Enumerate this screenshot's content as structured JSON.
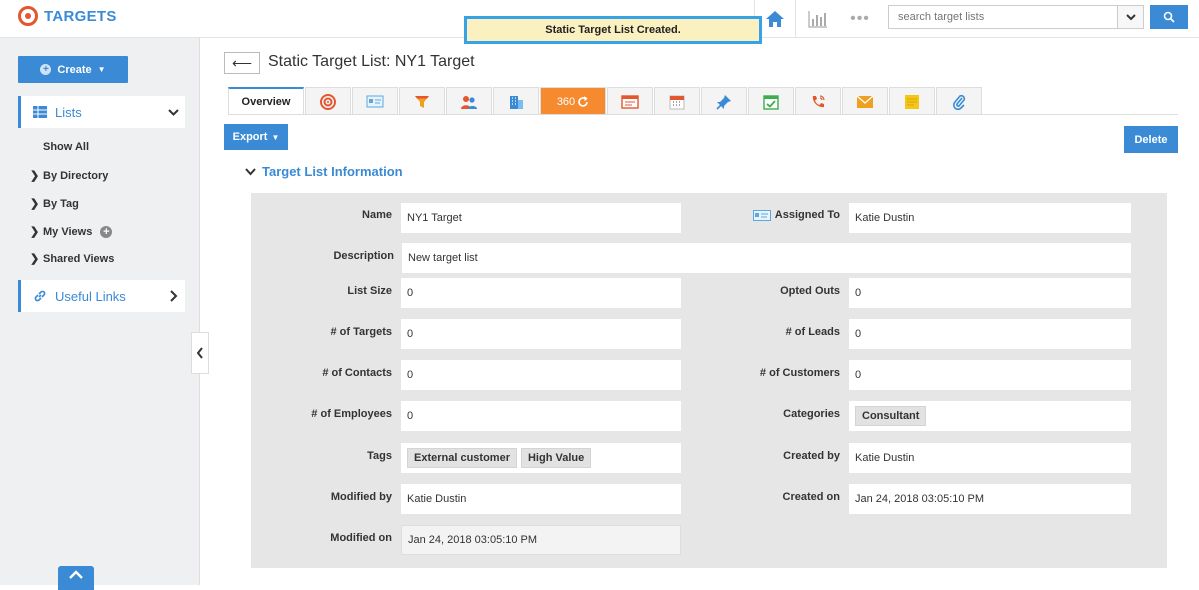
{
  "app": {
    "title": "TARGETS"
  },
  "toast": "Static Target List Created.",
  "topnav": {
    "search_placeholder": "search target lists",
    "more": "•••"
  },
  "sidebar": {
    "create_label": "Create",
    "lists_label": "Lists",
    "links": [
      "Show All",
      "By Directory",
      "By Tag",
      "My Views",
      "Shared Views"
    ],
    "useful_links_label": "Useful Links"
  },
  "page": {
    "title": "Static Target List: NY1 Target"
  },
  "tabs": {
    "overview": "Overview",
    "view360": "360"
  },
  "actions": {
    "export_label": "Export",
    "delete_label": "Delete"
  },
  "section": {
    "title": "Target List Information"
  },
  "fields": {
    "name": {
      "label": "Name",
      "value": "NY1 Target"
    },
    "assigned_to": {
      "label": "Assigned To",
      "value": "Katie Dustin"
    },
    "description": {
      "label": "Description",
      "value": "New target list"
    },
    "list_size": {
      "label": "List Size",
      "value": "0"
    },
    "opted_outs": {
      "label": "Opted Outs",
      "value": "0"
    },
    "num_targets": {
      "label": "# of Targets",
      "value": "0"
    },
    "num_leads": {
      "label": "# of Leads",
      "value": "0"
    },
    "num_contacts": {
      "label": "# of Contacts",
      "value": "0"
    },
    "num_customers": {
      "label": "# of Customers",
      "value": "0"
    },
    "num_employees": {
      "label": "# of Employees",
      "value": "0"
    },
    "categories": {
      "label": "Categories",
      "value": "Consultant"
    },
    "tags": {
      "label": "Tags",
      "values": [
        "External customer",
        "High Value"
      ]
    },
    "created_by": {
      "label": "Created by",
      "value": "Katie Dustin"
    },
    "modified_by": {
      "label": "Modified by",
      "value": "Katie Dustin"
    },
    "created_on": {
      "label": "Created on",
      "value": "Jan 24, 2018 03:05:10 PM"
    },
    "modified_on": {
      "label": "Modified on",
      "value": "Jan 24, 2018 03:05:10 PM"
    }
  },
  "colors": {
    "accent": "#3a8ad6",
    "brand_icon": "#e4572e",
    "toast_bg": "#faf0c0",
    "toast_border": "#36a3e6",
    "tab_360": "#f58a2f"
  },
  "icons": [
    "target-logo-icon",
    "home-icon",
    "bar-chart-icon",
    "search-icon",
    "list-icon",
    "link-icon",
    "target-icon",
    "vcard-icon",
    "funnel-icon",
    "people-icon",
    "building-icon",
    "refresh-icon",
    "calendar-icon",
    "pin-icon",
    "call-icon",
    "mail-icon",
    "note-icon",
    "paperclip-icon"
  ]
}
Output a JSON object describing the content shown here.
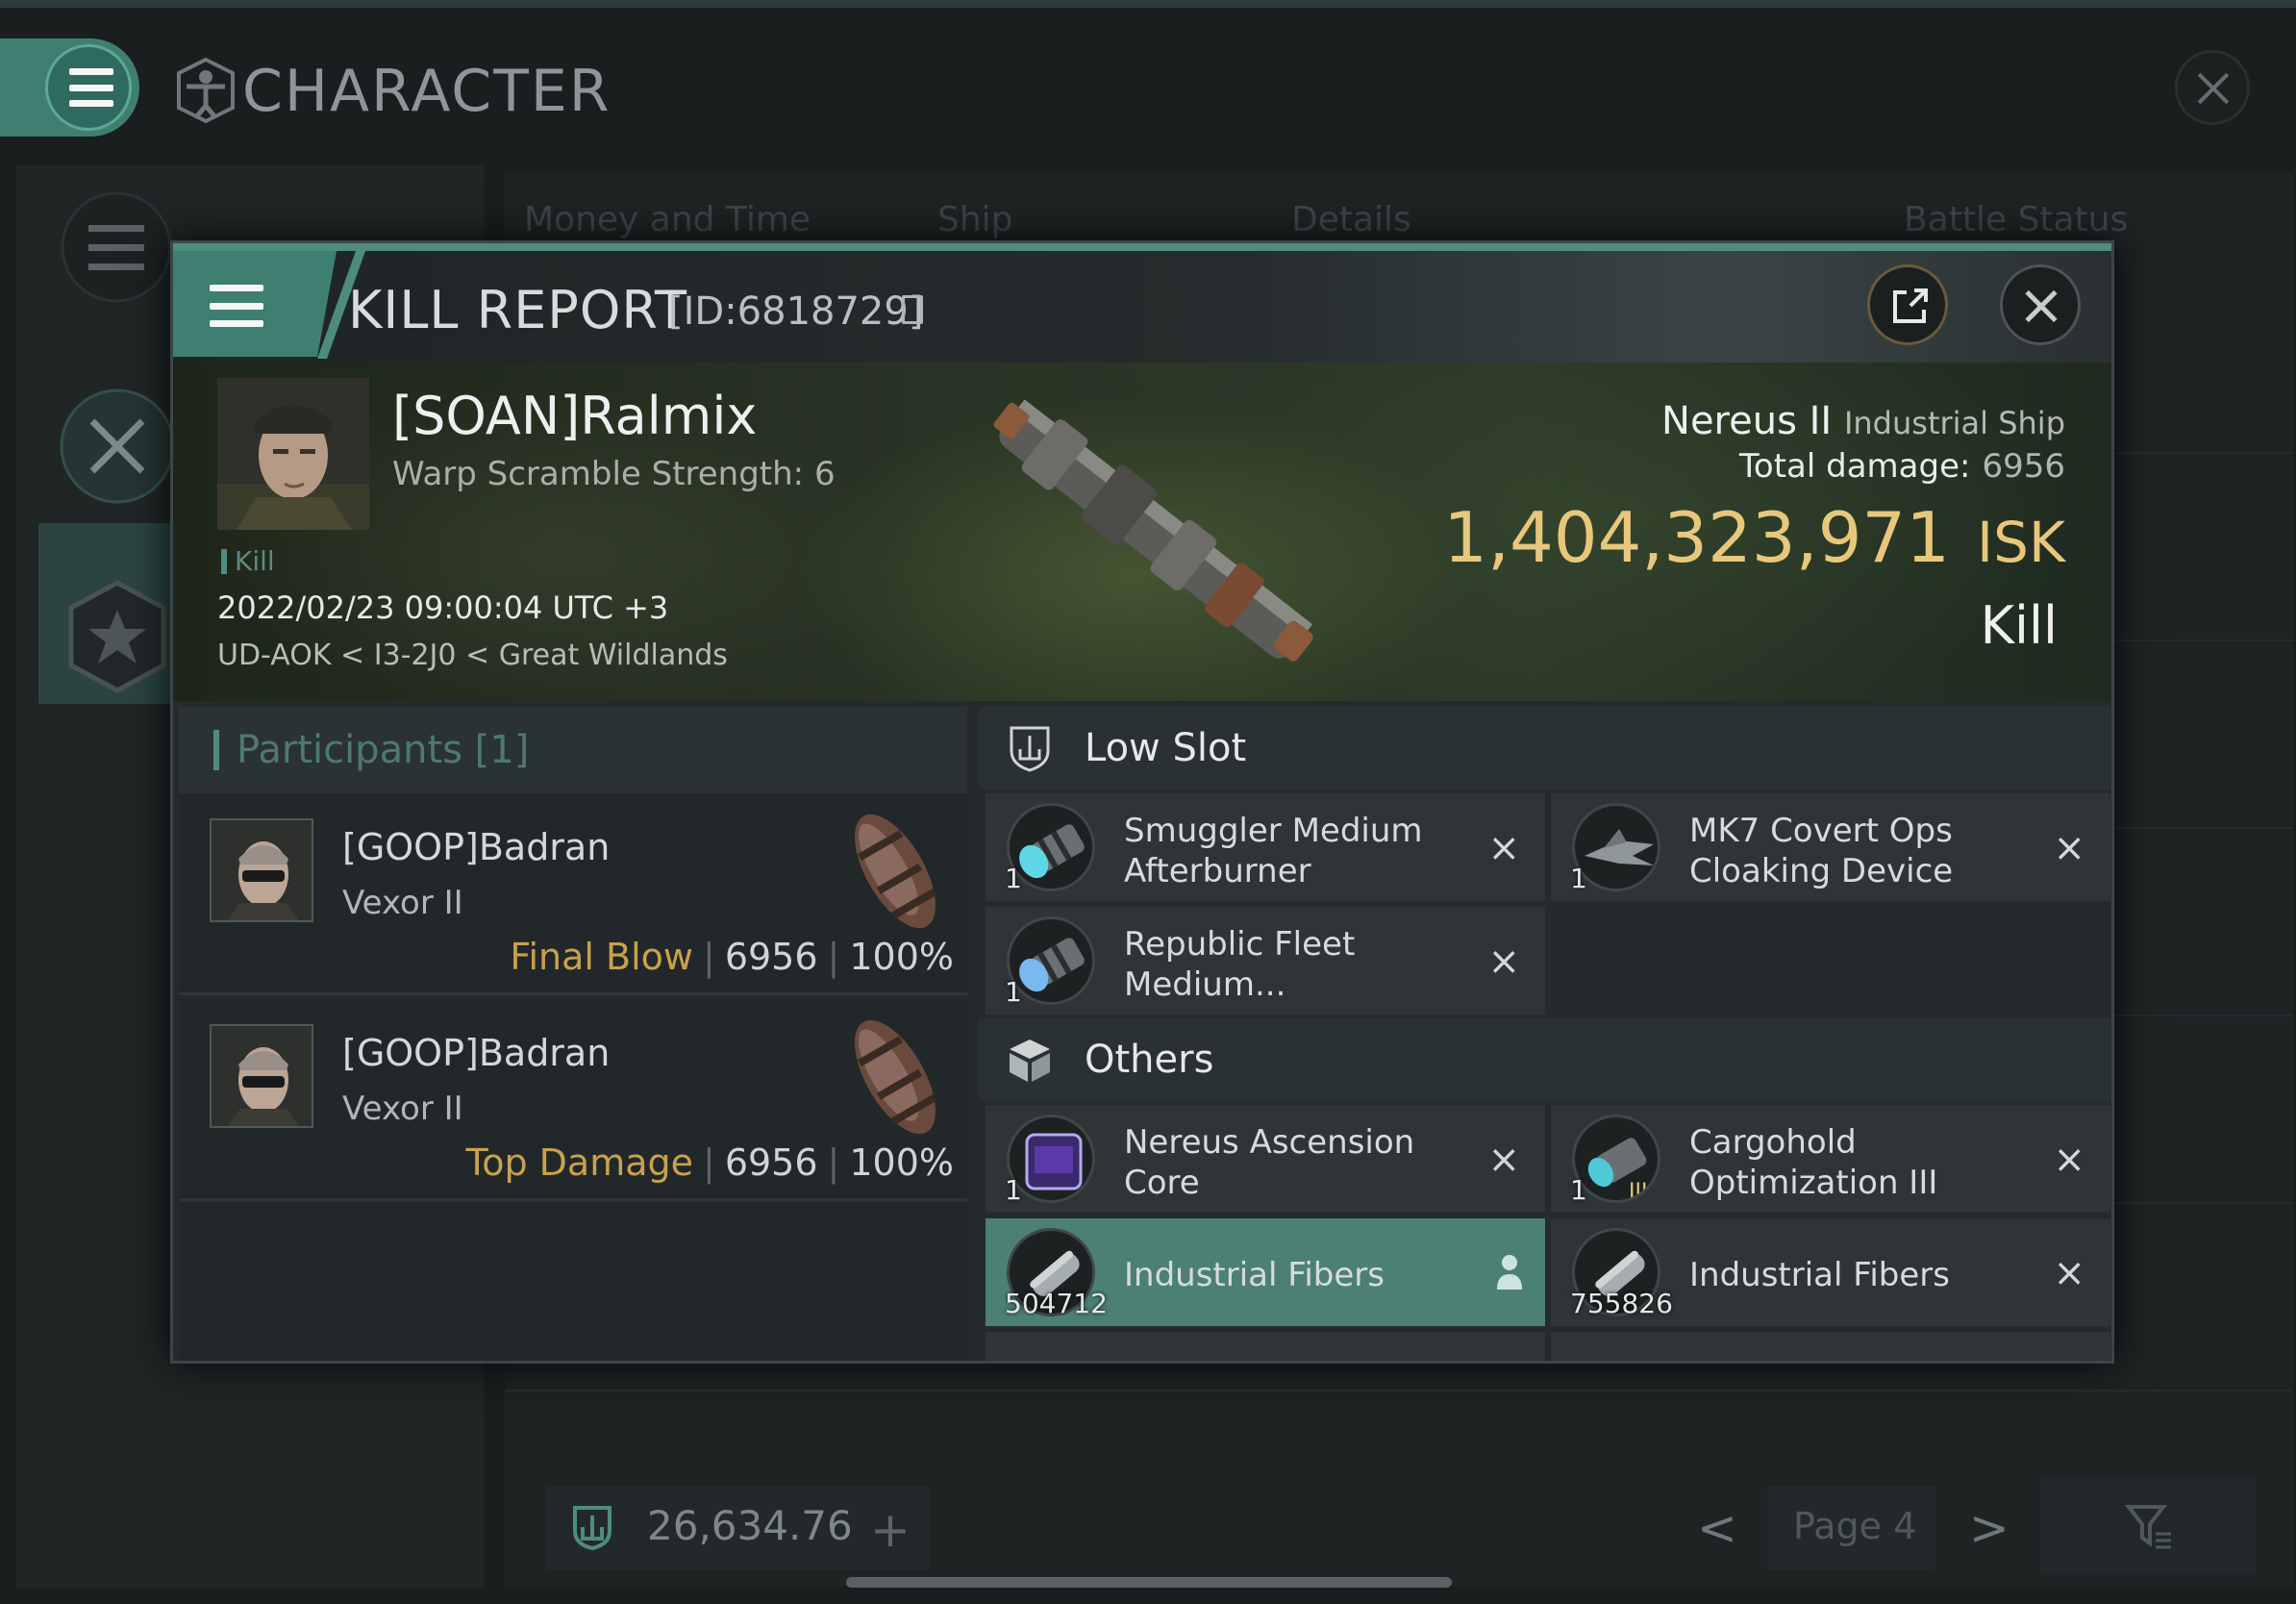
{
  "background_window": {
    "title": "CHARACTER",
    "column_headers": [
      "Money and Time",
      "Ship",
      "Details",
      "Battle Status"
    ],
    "wallet_value": "26,634.76",
    "wallet_add": "+",
    "page_label": "Page 4",
    "prev": "<",
    "next": ">"
  },
  "kill_report": {
    "title": "KILL REPORT",
    "id_label": "[ID:6818729]",
    "victim": {
      "name": "[SOAN]Ralmix",
      "subtitle": "Warp Scramble Strength: 6",
      "tag": "Kill",
      "datetime": "2022/02/23 09:00:04 UTC +3",
      "location": "UD-AOK < I3-2J0 < Great Wildlands"
    },
    "ship": {
      "name": "Nereus II",
      "class": "Industrial Ship",
      "total_damage_label": "Total damage:",
      "total_damage": "6956",
      "isk_value": "1,404,323,971",
      "isk_unit": "ISK",
      "result": "Kill"
    },
    "participants": {
      "title": "Participants [1]",
      "entries": [
        {
          "name": "[GOOP]Badran",
          "ship": "Vexor II",
          "label": "Final Blow",
          "damage": "6956",
          "percent": "100%"
        },
        {
          "name": "[GOOP]Badran",
          "ship": "Vexor II",
          "label": "Top Damage",
          "damage": "6956",
          "percent": "100%"
        }
      ],
      "separator": "|"
    },
    "low_slot": {
      "title": "Low Slot",
      "items": [
        {
          "name": "Smuggler Medium Afterburner",
          "qty": "1",
          "status": "destroyed"
        },
        {
          "name": "MK7 Covert Ops Cloaking Device",
          "qty": "1",
          "status": "destroyed"
        },
        {
          "name": "Republic Fleet Medium...",
          "qty": "1",
          "status": "destroyed"
        }
      ]
    },
    "others": {
      "title": "Others",
      "items": [
        {
          "name": "Nereus Ascension Core",
          "qty": "1",
          "status": "destroyed"
        },
        {
          "name": "Cargohold Optimization III",
          "qty": "1",
          "status": "destroyed",
          "badge": "III"
        },
        {
          "name": "Industrial Fibers",
          "qty": "504712",
          "status": "dropped"
        },
        {
          "name": "Industrial Fibers",
          "qty": "755826",
          "status": "destroyed"
        }
      ]
    },
    "destroyed_mark": "×"
  },
  "colors": {
    "accent_teal": "#4f8c80",
    "isk_gold": "#e8c77c",
    "label_gold": "#c9a14e",
    "highlight_row": "#4c8075"
  }
}
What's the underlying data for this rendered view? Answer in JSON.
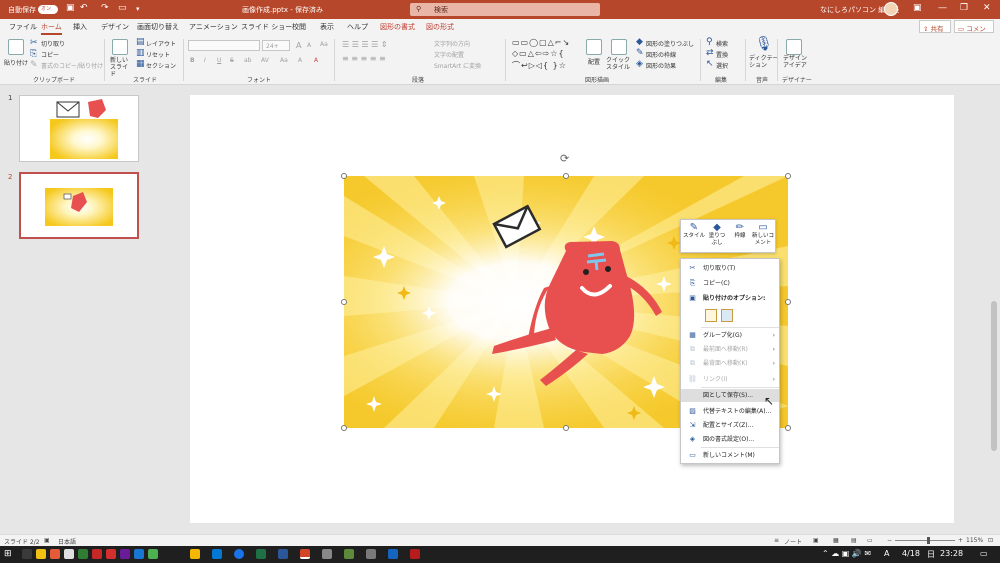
{
  "titlebar": {
    "autosave_label": "自動保存",
    "toggle": "オン",
    "filename": "画像作成.pptx - 保存済み",
    "search_placeholder": "検索",
    "user": "なにしろパソコン 編集長"
  },
  "tabs": [
    "ファイル",
    "ホーム",
    "挿入",
    "デザイン",
    "画面切り替え",
    "アニメーション",
    "スライド ショー",
    "校閲",
    "表示",
    "ヘルプ",
    "図形の書式",
    "図の形式"
  ],
  "share": "共有",
  "comment": "コメント",
  "ribbon": {
    "clipboard": {
      "paste": "貼り付け",
      "cut": "切り取り",
      "copy": "コピー",
      "format_painter": "書式のコピー/貼り付け",
      "group": "クリップボード"
    },
    "slides": {
      "new_slide": "新しい スライド",
      "layout": "レイアウト",
      "reset": "リセット",
      "section": "セクション",
      "group": "スライド"
    },
    "font": {
      "size": "24+",
      "group": "フォント",
      "format_buttons": [
        "B",
        "I",
        "U",
        "S",
        "ab",
        "AV",
        "Aa",
        "A",
        "A"
      ]
    },
    "paragraph": {
      "text_direction": "文字列の方向",
      "align_text": "文字の配置",
      "smartart": "SmartArt に変換",
      "group": "段落"
    },
    "drawing": {
      "arrange": "配置",
      "quick_styles": "クイック スタイル",
      "shape_fill": "図形の塗りつぶし",
      "shape_outline": "図形の枠線",
      "shape_effects": "図形の効果",
      "group": "図形描画"
    },
    "editing": {
      "find": "検索",
      "replace": "置換",
      "select": "選択",
      "group": "編集"
    },
    "voice": {
      "dictate": "ディクテーション",
      "group": "音声"
    },
    "designer": {
      "ideas": "デザイン アイデア",
      "group": "デザイナー"
    }
  },
  "slides_pane": [
    {
      "num": "1"
    },
    {
      "num": "2"
    }
  ],
  "mini_toolbar": [
    {
      "label": "スタイル",
      "icon": "pen-icon"
    },
    {
      "label": "塗りつぶし",
      "icon": "fill-icon"
    },
    {
      "label": "枠線",
      "icon": "outline-icon"
    },
    {
      "label": "新しいコメント",
      "icon": "comment-icon"
    }
  ],
  "context_menu": {
    "items": [
      {
        "label": "切り取り(T)",
        "icon": "scissors-icon",
        "disabled": false
      },
      {
        "label": "コピー(C)",
        "icon": "copy-icon",
        "disabled": false
      },
      {
        "label": "貼り付けのオプション:",
        "icon": "paste-icon",
        "disabled": false,
        "bold": true
      },
      {
        "label": "グループ化(G)",
        "icon": "group-icon",
        "disabled": false,
        "submenu": true
      },
      {
        "label": "最前面へ移動(R)",
        "icon": "bring-front-icon",
        "disabled": true,
        "submenu": true
      },
      {
        "label": "最背面へ移動(K)",
        "icon": "send-back-icon",
        "disabled": true,
        "submenu": true
      },
      {
        "label": "リンク(I)",
        "icon": "link-icon",
        "disabled": true,
        "submenu": true
      },
      {
        "label": "図として保存(S)...",
        "icon": "",
        "disabled": false,
        "highlighted": true
      },
      {
        "label": "代替テキストの編集(A)...",
        "icon": "alt-text-icon",
        "disabled": false
      },
      {
        "label": "配置とサイズ(Z)...",
        "icon": "size-icon",
        "disabled": false
      },
      {
        "label": "図の書式設定(O)...",
        "icon": "format-icon",
        "disabled": false
      },
      {
        "label": "新しいコメント(M)",
        "icon": "comment-icon",
        "disabled": false
      }
    ]
  },
  "statusbar": {
    "slide": "スライド 2/2",
    "language": "日本語",
    "notes": "ノート",
    "zoom": "115%"
  },
  "taskbar": {
    "ime": "A",
    "date": "4/18",
    "day": "日",
    "time": "23:28"
  },
  "colors": {
    "accent": "#b7472a",
    "sunburst": "#f5cb2f",
    "character": "#e8504f"
  }
}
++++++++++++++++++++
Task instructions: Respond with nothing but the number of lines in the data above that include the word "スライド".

Response box: 4